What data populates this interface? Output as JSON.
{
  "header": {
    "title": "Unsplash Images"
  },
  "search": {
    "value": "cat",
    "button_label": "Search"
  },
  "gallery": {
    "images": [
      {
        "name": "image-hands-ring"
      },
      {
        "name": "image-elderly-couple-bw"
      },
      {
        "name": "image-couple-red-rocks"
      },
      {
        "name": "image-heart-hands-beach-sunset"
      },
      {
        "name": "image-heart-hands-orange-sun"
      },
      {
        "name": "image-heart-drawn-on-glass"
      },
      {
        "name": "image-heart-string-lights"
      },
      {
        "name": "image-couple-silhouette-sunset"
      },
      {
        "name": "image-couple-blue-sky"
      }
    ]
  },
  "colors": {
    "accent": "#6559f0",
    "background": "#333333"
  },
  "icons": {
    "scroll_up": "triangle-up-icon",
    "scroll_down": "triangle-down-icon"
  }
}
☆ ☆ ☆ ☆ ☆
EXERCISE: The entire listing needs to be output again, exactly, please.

ANSWER TO THIS EXERCISE:
What data populates this interface? Output as JSON.
{
  "header": {
    "title": "Unsplash Images"
  },
  "search": {
    "value": "cat",
    "button_label": "Search"
  },
  "gallery": {
    "images": [
      {
        "name": "image-hands-ring"
      },
      {
        "name": "image-elderly-couple-bw"
      },
      {
        "name": "image-couple-red-rocks"
      },
      {
        "name": "image-heart-hands-beach-sunset"
      },
      {
        "name": "image-heart-hands-orange-sun"
      },
      {
        "name": "image-heart-drawn-on-glass"
      },
      {
        "name": "image-heart-string-lights"
      },
      {
        "name": "image-couple-silhouette-sunset"
      },
      {
        "name": "image-couple-blue-sky"
      }
    ]
  },
  "colors": {
    "accent": "#6559f0",
    "background": "#333333"
  },
  "icons": {
    "scroll_up": "triangle-up-icon",
    "scroll_down": "triangle-down-icon"
  }
}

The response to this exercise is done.